--- Problem details ---
Print every record word for word.

Entries from a dataset of interfaces:
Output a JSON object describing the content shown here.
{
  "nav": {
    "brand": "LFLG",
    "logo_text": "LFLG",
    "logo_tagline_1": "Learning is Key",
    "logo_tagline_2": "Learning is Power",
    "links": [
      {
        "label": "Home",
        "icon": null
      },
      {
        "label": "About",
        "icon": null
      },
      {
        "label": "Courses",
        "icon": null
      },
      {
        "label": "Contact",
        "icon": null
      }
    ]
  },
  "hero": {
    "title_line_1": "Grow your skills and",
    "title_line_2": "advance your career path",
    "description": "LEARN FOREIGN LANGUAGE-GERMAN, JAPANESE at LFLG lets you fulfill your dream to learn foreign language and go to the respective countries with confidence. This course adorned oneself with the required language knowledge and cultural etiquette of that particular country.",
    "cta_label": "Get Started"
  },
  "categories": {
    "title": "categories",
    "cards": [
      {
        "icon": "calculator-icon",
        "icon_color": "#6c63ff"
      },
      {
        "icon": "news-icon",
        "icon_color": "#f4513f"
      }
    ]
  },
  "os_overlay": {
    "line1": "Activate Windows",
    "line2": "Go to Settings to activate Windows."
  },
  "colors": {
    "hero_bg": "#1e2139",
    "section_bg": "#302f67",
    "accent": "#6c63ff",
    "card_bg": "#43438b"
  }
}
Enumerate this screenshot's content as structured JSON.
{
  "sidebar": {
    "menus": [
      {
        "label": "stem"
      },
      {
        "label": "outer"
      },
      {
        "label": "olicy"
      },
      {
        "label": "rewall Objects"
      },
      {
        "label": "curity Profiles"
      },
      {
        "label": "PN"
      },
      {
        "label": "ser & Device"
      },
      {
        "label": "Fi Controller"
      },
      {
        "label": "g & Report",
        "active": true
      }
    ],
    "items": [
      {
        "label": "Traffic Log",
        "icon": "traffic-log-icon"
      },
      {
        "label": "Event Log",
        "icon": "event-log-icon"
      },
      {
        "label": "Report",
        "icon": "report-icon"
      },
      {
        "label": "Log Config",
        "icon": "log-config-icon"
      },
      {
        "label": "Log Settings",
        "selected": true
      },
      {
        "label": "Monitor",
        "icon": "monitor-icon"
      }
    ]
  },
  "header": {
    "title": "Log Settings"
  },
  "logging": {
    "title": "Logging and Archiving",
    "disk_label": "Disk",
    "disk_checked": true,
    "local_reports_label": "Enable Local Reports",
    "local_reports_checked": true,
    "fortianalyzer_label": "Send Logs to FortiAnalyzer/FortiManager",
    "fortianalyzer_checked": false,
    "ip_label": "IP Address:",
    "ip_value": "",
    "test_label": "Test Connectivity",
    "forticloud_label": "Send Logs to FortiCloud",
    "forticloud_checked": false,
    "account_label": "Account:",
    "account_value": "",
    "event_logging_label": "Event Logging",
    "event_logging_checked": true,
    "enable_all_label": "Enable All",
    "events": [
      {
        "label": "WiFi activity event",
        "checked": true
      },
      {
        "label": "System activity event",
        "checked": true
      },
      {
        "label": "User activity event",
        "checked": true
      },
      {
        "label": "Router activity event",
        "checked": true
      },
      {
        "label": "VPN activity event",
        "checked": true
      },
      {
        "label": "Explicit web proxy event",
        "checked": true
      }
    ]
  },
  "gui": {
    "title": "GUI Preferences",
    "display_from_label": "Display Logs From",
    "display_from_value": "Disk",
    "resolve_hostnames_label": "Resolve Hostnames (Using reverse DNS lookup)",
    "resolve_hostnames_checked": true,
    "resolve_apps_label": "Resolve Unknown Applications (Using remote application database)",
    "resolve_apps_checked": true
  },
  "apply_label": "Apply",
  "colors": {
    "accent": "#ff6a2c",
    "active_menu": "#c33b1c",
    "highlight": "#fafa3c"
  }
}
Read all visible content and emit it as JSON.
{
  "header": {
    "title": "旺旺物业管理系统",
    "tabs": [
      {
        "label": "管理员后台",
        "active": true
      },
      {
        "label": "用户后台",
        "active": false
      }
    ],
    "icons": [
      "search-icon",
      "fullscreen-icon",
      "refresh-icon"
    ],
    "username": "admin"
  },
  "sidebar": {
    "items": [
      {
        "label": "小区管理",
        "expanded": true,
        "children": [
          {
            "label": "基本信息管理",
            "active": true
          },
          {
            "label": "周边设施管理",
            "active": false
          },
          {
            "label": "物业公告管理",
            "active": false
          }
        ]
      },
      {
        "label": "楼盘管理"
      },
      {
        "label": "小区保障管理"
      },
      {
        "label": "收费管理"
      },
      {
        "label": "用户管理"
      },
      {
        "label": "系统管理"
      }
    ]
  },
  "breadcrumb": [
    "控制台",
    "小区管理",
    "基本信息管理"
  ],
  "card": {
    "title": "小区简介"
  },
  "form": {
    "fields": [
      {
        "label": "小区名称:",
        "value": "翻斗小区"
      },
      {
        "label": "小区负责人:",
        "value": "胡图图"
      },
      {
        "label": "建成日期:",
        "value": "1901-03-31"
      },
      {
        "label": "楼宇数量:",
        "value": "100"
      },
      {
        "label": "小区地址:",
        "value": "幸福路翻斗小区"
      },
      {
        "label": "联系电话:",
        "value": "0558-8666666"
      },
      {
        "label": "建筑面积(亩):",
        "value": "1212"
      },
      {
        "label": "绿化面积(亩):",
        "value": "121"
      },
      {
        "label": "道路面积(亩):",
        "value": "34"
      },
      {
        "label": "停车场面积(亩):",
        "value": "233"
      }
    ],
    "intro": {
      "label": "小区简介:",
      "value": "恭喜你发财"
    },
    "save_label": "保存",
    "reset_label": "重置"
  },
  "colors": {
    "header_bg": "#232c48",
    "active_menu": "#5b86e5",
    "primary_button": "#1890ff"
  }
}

--- Output ---
Output a JSON object describing the content shown here.
{
  "nav": {
    "brand": "LFLG",
    "logo_text": "LFLG",
    "logo_tagline_1": "Learning is Key",
    "logo_tagline_2": "Learning is Power",
    "links": [
      {
        "label": "Home",
        "icon": null
      },
      {
        "label": "About",
        "icon": null
      },
      {
        "label": "Courses",
        "icon": null
      },
      {
        "label": "Contact",
        "icon": null
      }
    ]
  },
  "hero": {
    "title_line_1": "Grow your skills and",
    "title_line_2": "advance your career path",
    "description": "LEARN FOREIGN LANGUAGE-GERMAN, JAPANESE at LFLG lets you fulfill your dream to learn foreign language and go to the respective countries with confidence. This course adorned oneself with the required language knowledge and cultural etiquette of that particular country.",
    "cta_label": "Get Started"
  },
  "categories": {
    "title": "categories",
    "cards": [
      {
        "icon": "calculator-icon",
        "icon_color": "#6c63ff"
      },
      {
        "icon": "news-icon",
        "icon_color": "#f4513f"
      }
    ]
  },
  "os_overlay": {
    "line1": "Activate Windows",
    "line2": "Go to Settings to activate Windows."
  },
  "colors": {
    "hero_bg": "#1e2139",
    "section_bg": "#302f67",
    "accent": "#6c63ff",
    "card_bg": "#43438b"
  }
}
Enumerate this screenshot's content as structured JSON.
{
  "sidebar": {
    "menus": [
      {
        "label": "stem"
      },
      {
        "label": "outer"
      },
      {
        "label": "olicy"
      },
      {
        "label": "rewall Objects"
      },
      {
        "label": "curity Profiles"
      },
      {
        "label": "PN"
      },
      {
        "label": "ser & Device"
      },
      {
        "label": "Fi Controller"
      },
      {
        "label": "g & Report",
        "active": true
      }
    ],
    "items": [
      {
        "label": "Traffic Log",
        "icon": "traffic-log-icon"
      },
      {
        "label": "Event Log",
        "icon": "event-log-icon"
      },
      {
        "label": "Report",
        "icon": "report-icon"
      },
      {
        "label": "Log Config",
        "icon": "log-config-icon"
      },
      {
        "label": "Log Settings",
        "selected": true
      },
      {
        "label": "Monitor",
        "icon": "monitor-icon"
      }
    ]
  },
  "header": {
    "title": "Log Settings"
  },
  "logging": {
    "title": "Logging and Archiving",
    "disk_label": "Disk",
    "disk_checked": true,
    "local_reports_label": "Enable Local Reports",
    "local_reports_checked": true,
    "fortianalyzer_label": "Send Logs to FortiAnalyzer/FortiManager",
    "fortianalyzer_checked": false,
    "ip_label": "IP Address:",
    "ip_value": "",
    "test_label": "Test Connectivity",
    "forticloud_label": "Send Logs to FortiCloud",
    "forticloud_checked": false,
    "account_label": "Account:",
    "account_value": "",
    "event_logging_label": "Event Logging",
    "event_logging_checked": true,
    "enable_all_label": "Enable All",
    "events": [
      {
        "label": "WiFi activity event",
        "checked": true
      },
      {
        "label": "System activity event",
        "checked": true
      },
      {
        "label": "User activity event",
        "checked": true
      },
      {
        "label": "Router activity event",
        "checked": true
      },
      {
        "label": "VPN activity event",
        "checked": true
      },
      {
        "label": "Explicit web proxy event",
        "checked": true
      }
    ]
  },
  "gui": {
    "title": "GUI Preferences",
    "display_from_label": "Display Logs From",
    "display_from_value": "Disk",
    "resolve_hostnames_label": "Resolve Hostnames (Using reverse DNS lookup)",
    "resolve_hostnames_checked": true,
    "resolve_apps_label": "Resolve Unknown Applications (Using remote application database)",
    "resolve_apps_checked": true
  },
  "apply_label": "Apply",
  "colors": {
    "accent": "#ff6a2c",
    "active_menu": "#c33b1c",
    "highlight": "#fafa3c"
  }
}
Read all visible content and emit it as JSON.
{
  "header": {
    "title": "旺旺物业管理系统",
    "tabs": [
      {
        "label": "管理员后台",
        "active": true
      },
      {
        "label": "用户后台",
        "active": false
      }
    ],
    "icons": [
      "search-icon",
      "fullscreen-icon",
      "refresh-icon"
    ],
    "username": "admin"
  },
  "sidebar": {
    "items": [
      {
        "label": "小区管理",
        "expanded": true,
        "children": [
          {
            "label": "基本信息管理",
            "active": true
          },
          {
            "label": "周边设施管理",
            "active": false
          },
          {
            "label": "物业公告管理",
            "active": false
          }
        ]
      },
      {
        "label": "楼盘管理"
      },
      {
        "label": "小区保障管理"
      },
      {
        "label": "收费管理"
      },
      {
        "label": "用户管理"
      },
      {
        "label": "系统管理"
      }
    ]
  },
  "breadcrumb": [
    "控制台",
    "小区管理",
    "基本信息管理"
  ],
  "card": {
    "title": "小区简介"
  },
  "form": {
    "fields": [
      {
        "label": "小区名称:",
        "value": "翻斗小区"
      },
      {
        "label": "小区负责人:",
        "value": "胡图图"
      },
      {
        "label": "建成日期:",
        "value": "1901-03-31"
      },
      {
        "label": "楼宇数量:",
        "value": "100"
      },
      {
        "label": "小区地址:",
        "value": "幸福路翻斗小区"
      },
      {
        "label": "联系电话:",
        "value": "0558-8666666"
      },
      {
        "label": "建筑面积(亩):",
        "value": "1212"
      },
      {
        "label": "绿化面积(亩):",
        "value": "121"
      },
      {
        "label": "道路面积(亩):",
        "value": "34"
      },
      {
        "label": "停车场面积(亩):",
        "value": "233"
      }
    ],
    "intro": {
      "label": "小区简介:",
      "value": "恭喜你发财"
    },
    "save_label": "保存",
    "reset_label": "重置"
  },
  "colors": {
    "header_bg": "#232c48",
    "active_menu": "#5b86e5",
    "primary_button": "#1890ff"
  }
}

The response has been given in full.